Also, consider that Batista left WWE in 2010, and if we’re to believe the stories, he had begun to really lose his passion for the product as soon as late 2008, not a massive amount of time after his first title win at WM 21. He still would have enjoyed a decent run as The Man by that stage, but that’s all it would have been: decent at best. Had he not departed, it’s possible (in our fantasy universe) that he would have been the top dog that The Rock targeted in his major return, thus giving us Rock vs. Batista at WM 28 instead. Or maybe if Big Dave had still departed, it would have been Rock vs. Orton, the other big candidate as the face of the company. But given what we have noted about both men, would either of their potential showdowns against Rock have been bigger than Cena vs. Rock actually was? I doubt it.

There is one final wrestler who I haven’t profiled: Triple H. By default, he was WWE’s biggest full-time star in 2003-2004, albeit as a heel who had wound fans up massively, whether the almost-constant victories that his character achieved were the responsibility of his booking influence or not. HHH certainly could have slid into the role of top babyface from 2005 onwards: he was definitely over when DX reunited in 2006, and he was effective as the babyface WWE Champion In 2008. But would fans have taken to him in the same way that they did to the younger, fresher Cena, even in spite of all of John’s critics? Let’s be frank, having already lifted ten World Championships by January 2005 and having ruled Raw with an iron fist for so long, the last thing that fans would have needed is an even stronger, more forceful “You will like this man, dammit!” push for HHH. Such a strategy was possible, and it could have worked, but chances are that it would have backfired on WWE eventually. A top face, yes, but not THE top face (look at WrestleMania 25 for a perfect example of a babyface HHH main event flat-lining, or WM X8 back in 2002).

Whatever way you look at it, and no matter how much fans would chant “Cena Sucks!” and “You can’t wrestle!”, WWE as a business and as a product would have been weaker without John Cena. The artistic quality of main events with another performer in the top babyface role may have increased, especially between 2005-2006, but TV ratings, PPV buy rates, live event ticket sales and certainly merchandise numbers all would have surely been lower. Cena attracted a younger demographic, one which may not have been as interested had the guy with the multi-coloured T-shirts and spinner title belts not been present. How it would have affected WWE going PG is unknown, but with the TV-14 rating seeming to have little impact on the company’s popularity by 2004 anyway, the company would have probably embraced a more diverse audience at some point anyway. All in all, the fanbase may have complained about him for years, but in this case, our What If demonstrates how we should be thankful that a seemingly-harmless bullet was avoided, because WWE firing John Cena in 2002 would probably not have altered its long-term future for the better.

Of course, it is pure speculation and guesswork as to how WWE would have fared without John Cena for all that time.

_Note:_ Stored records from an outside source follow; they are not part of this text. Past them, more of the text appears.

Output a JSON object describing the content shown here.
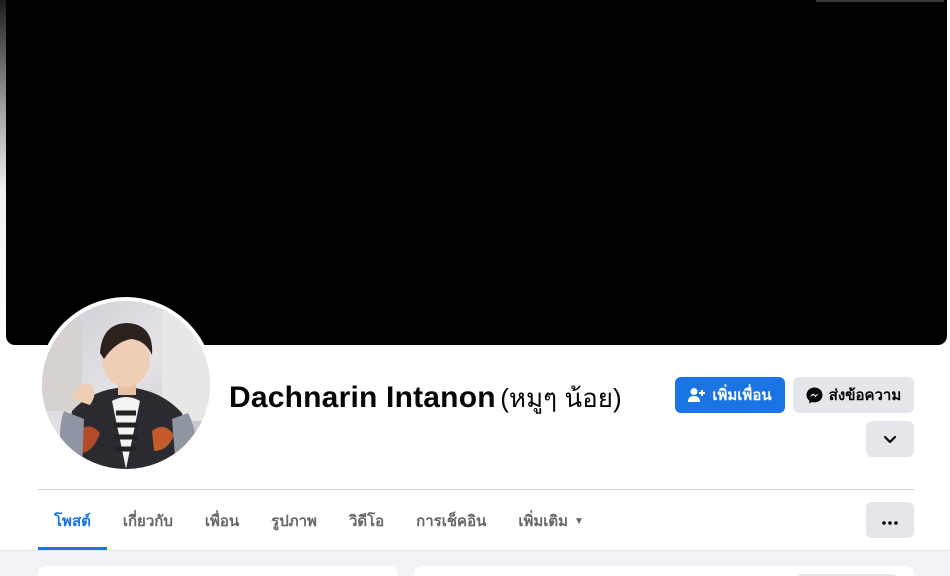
{
  "profile": {
    "name": "Dachnarin Intanon",
    "alternate_name": "(หมูๆ น้อย)"
  },
  "actions": {
    "add_friend_label": "เพิ่มเพื่อน",
    "message_label": "ส่งข้อความ"
  },
  "tabs": [
    {
      "label": "โพสต์",
      "active": true
    },
    {
      "label": "เกี่ยวกับ",
      "active": false
    },
    {
      "label": "เพื่อน",
      "active": false
    },
    {
      "label": "รูปภาพ",
      "active": false
    },
    {
      "label": "วิดีโอ",
      "active": false
    },
    {
      "label": "การเช็คอิน",
      "active": false
    },
    {
      "label": "เพิ่มเติม",
      "active": false
    }
  ],
  "icons": {
    "add_friend": "user-plus-icon",
    "message": "messenger-icon",
    "expand": "chevron-down-icon",
    "more": "more-dots-icon",
    "tab_more_caret": "caret-down-icon"
  },
  "colors": {
    "accent": "#1b74e4",
    "secondary_button": "#e4e6eb",
    "text_muted": "#65676b",
    "text_main": "#050505",
    "cover": "#000000",
    "background": "#f0f2f5"
  }
}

Who knows, maybe Randy Orton would have found a way to appeal to a wider demographic and make himself an all-time great babyface headliner. Hell, perhaps Cena would have been enough of a roaring success in TNA to have warranted a second chance in WWE around 2006-2007. Nevertheless, everybody has an opinion, and this is our take on how things might have panned out. It’s always fun to consider What If’s in wrestling, and so it has proven to be a lot of fun to speculate: What If WWE Had Fired John Cena In 2002?

Keep checking out Writebase for another instalment of a wrestling-related What If in the near future!